Emerald Publishing
Copyright
Copyright © 2006 Emerald Group Publishing Limited. All rights reserved.
ISSN
0003-5599
DOI
10.1108/00035590610637456
Publisher site
See Article on Publisher Site

Abstract

Purpose – The purpose of this study was to select an atmospheric corrosion evaluation methodology and to establish a range of relative corrosion penetration and/or progress values, which could be used as reference in the selection of materials for the civil construction industry. Design/methodology/approach – Salt spray, field tests, accelerated cyclic tests and accelerated field tests were used to evaluate atmospheric corrosion resistance of civil construction materials. The cyclic accelerated test and the field test with saline solution spray were found to be appropriate for atmospheric corrosion resistance evaluation. Findings – The corrosion resistance of aluminium killed mild steel, aluminium killed copper added steel, and electrogalvanized steels, all phosphatized and painted, were evaluated by field and accelerated corrosion tests. Of the materials studied, aluminium killed mild steel showed the least resistance to atmospheric corrosion. The use of aluminium killed copper added steel is recommended for material specification in the civil construction industry. Research limitations/implications – Salt sprays are not adequate to evaluate atmospheric corrosion resistance. There are other cyclic tests that could be tested in future work. Practical implications – Brazilian technical standards, which specify the metallic materials used in the civil construction industry, will be changed in order to include the construction steel corrosion resistance evaluation methodology, which is proposed in this paper. As a result, the tendency of the construction materials lifetime is set to increase. Originality/value – This paper contributes to the improvement of the Brazilian Technical Standard by the inclusion of an atmospheric corrosion resistance requirement.

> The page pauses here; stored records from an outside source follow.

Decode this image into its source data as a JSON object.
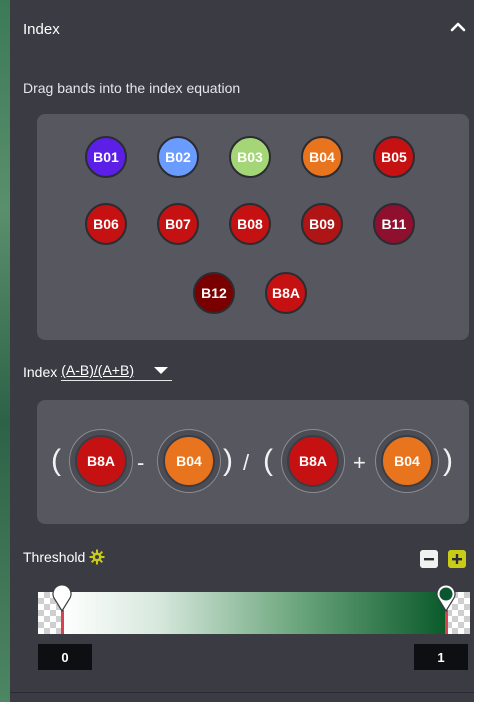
{
  "header": {
    "title": "Index"
  },
  "subtitle": "Drag bands into the index equation",
  "bands": [
    {
      "label": "B01",
      "color": "#5b1fe8"
    },
    {
      "label": "B02",
      "color": "#6a9cff"
    },
    {
      "label": "B03",
      "color": "#a4d677"
    },
    {
      "label": "B04",
      "color": "#e9741e"
    },
    {
      "label": "B05",
      "color": "#c51111"
    },
    {
      "label": "B06",
      "color": "#c51111"
    },
    {
      "label": "B07",
      "color": "#c51111"
    },
    {
      "label": "B08",
      "color": "#c51111"
    },
    {
      "label": "B09",
      "color": "#b01515"
    },
    {
      "label": "B11",
      "color": "#8e0f2e"
    },
    {
      "label": "B12",
      "color": "#7a0000"
    },
    {
      "label": "B8A",
      "color": "#c51111"
    }
  ],
  "index": {
    "label": "Index",
    "selected": "(A-B)/(A+B)"
  },
  "equation": {
    "open1": "(",
    "close1": ")",
    "open2": "(",
    "close2": ")",
    "minus": "-",
    "divide": "/",
    "plus": "+",
    "a1": {
      "label": "B8A",
      "color": "#c51111"
    },
    "b1": {
      "label": "B04",
      "color": "#e9741e"
    },
    "a2": {
      "label": "B8A",
      "color": "#c51111"
    },
    "b2": {
      "label": "B04",
      "color": "#e9741e"
    }
  },
  "threshold": {
    "label": "Threshold",
    "min_value": "0",
    "max_value": "1",
    "low_handle_fraction": 0.0,
    "high_handle_fraction": 1.0,
    "gear_color": "#c8cc16",
    "icons": {
      "settings": "gear-icon",
      "zoom_out": "minus-icon",
      "zoom_in": "plus-icon"
    }
  },
  "icons": {
    "collapse": "chevron-up-icon"
  }
}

Journal

Anti-Corrosion Methods and MaterialsEmerald Publishing

Published: Jan 1, 2006

Keywords: Atmospheric corrosion; Metals; Coatings; Steels; Construction industry; Brazil

References